The Migration Law Section has one of the largest research groups in the field of migration law Europe wide.
The Migration Law Section teaches the minor Human Rights and Migration. This minor investigates the relationship between migration and human rights. The first course focuses on borders: border control, detention, asylum seekers, and different types of border. The second course concerns citizenship. It covers European citizenship, family reunification, and the way societies define themselves and exclude others, using matters like religion and clothing. Both courses involve legal and social science perspectives, and are complemented by field research and excursions to, for example, courts, refugee organisations, asylum centres and migrant communities. There will also be a 3-point course where students focus in small groups on topics of current interest, such as ‘allochtone’ politicians, film and migration, double nationality and border deaths.

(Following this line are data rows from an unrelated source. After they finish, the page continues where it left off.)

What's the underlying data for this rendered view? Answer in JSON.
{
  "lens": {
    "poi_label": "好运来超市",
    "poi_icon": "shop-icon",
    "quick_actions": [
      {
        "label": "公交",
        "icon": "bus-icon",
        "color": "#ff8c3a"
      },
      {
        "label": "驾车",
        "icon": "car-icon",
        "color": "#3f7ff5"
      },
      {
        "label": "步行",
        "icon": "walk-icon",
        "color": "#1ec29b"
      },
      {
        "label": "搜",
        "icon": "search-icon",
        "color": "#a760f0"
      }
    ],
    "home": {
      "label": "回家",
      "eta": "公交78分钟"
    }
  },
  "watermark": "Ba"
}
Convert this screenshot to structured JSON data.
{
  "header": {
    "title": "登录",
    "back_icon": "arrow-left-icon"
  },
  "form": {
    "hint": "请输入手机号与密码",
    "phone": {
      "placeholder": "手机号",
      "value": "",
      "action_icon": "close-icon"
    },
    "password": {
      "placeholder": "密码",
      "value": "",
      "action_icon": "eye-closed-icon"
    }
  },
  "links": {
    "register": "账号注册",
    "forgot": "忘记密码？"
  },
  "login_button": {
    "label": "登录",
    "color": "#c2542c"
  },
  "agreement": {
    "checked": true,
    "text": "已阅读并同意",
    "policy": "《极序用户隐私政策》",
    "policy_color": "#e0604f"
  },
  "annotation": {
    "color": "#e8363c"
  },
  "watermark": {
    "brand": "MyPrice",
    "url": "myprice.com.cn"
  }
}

Besides this minor the migration law section also provides a master course called ‘Migration Law’ (Migratierecht) which is taught in the Dutch language and in which Dutch migration law is being studied. This course focuses on the relation between Dutch migration law and international and European law and also the social context in which this law has developed. Topics such as asylum law and family reunification are among the topics that are being studied in this course.
Members of the Migration Law Section conduct research on a broad range of topics. They follow closely complex developments in the international, European and national migration law. Research focuses on topics such as:

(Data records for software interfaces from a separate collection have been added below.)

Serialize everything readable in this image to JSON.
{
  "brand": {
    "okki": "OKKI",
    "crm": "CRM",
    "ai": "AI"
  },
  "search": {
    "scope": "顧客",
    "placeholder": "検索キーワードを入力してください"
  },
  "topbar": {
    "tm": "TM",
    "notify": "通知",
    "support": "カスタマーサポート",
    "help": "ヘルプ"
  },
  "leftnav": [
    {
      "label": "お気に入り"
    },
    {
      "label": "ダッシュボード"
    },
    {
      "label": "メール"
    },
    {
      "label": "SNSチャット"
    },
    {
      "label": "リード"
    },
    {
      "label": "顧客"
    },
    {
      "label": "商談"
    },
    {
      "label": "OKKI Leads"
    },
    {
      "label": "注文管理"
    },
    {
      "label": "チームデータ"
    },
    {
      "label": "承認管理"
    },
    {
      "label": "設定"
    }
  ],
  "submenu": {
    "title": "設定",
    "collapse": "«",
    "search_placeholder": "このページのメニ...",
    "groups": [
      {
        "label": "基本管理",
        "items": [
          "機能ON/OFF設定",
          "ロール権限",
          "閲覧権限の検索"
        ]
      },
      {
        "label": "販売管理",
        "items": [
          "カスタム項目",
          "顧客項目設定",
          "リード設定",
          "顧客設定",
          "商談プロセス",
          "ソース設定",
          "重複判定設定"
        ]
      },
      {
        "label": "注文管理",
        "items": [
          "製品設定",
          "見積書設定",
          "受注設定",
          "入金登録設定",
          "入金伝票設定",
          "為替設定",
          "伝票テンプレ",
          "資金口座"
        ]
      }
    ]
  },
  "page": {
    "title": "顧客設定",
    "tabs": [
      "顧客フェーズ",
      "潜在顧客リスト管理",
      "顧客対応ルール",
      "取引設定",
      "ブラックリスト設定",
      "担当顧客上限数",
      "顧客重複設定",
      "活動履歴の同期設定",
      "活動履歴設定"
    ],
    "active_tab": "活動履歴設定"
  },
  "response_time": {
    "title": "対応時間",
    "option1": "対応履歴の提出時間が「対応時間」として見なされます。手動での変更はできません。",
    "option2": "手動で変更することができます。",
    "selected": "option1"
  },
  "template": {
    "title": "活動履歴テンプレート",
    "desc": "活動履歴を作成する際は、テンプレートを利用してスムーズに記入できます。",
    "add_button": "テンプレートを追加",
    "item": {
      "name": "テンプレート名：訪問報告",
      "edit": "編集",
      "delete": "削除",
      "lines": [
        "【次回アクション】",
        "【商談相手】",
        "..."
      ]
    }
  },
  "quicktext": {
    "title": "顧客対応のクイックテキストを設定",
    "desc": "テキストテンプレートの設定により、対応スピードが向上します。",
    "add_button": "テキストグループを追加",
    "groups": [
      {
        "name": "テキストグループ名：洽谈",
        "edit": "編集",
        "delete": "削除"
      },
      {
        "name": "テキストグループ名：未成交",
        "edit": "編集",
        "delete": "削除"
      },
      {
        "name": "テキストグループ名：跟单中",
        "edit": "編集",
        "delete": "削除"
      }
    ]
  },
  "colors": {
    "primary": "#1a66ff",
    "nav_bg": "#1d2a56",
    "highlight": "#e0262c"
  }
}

- Refugee law
- The role of the judge in migration and refugee law
- The interaction between family life and migration law
- Border deaths
- The influence of welfare state in migration and refugee law
The approach in the research varies in character; it addresses fundamental questions as well as doctrinal, interdisciplinary and practice-oriented topics. For this purpose the Migration Law Section has worked with several national and international organisations. Furthermore the researchers of the migration law section participate on a regular basis in activities that are organised by the Migration and Diversity Centre.
Click here for publications of the Migration Law Section.
The Migration Law Section consists of:
Bahija Aarrass, Jill Alpes, Theodore Baird, Hemme Battjes, Pieter Boeles, Evelien Brouwer, Paolo Cuttitta, Nadia Ismaili, Tamara Last, Veeni Naganathar, Marcelle Reneman, Lieneke Slingenberg, Johanne Søndergaard, Thomas Spijkerboer, Martijn Stronks, Orçun Ulusoy.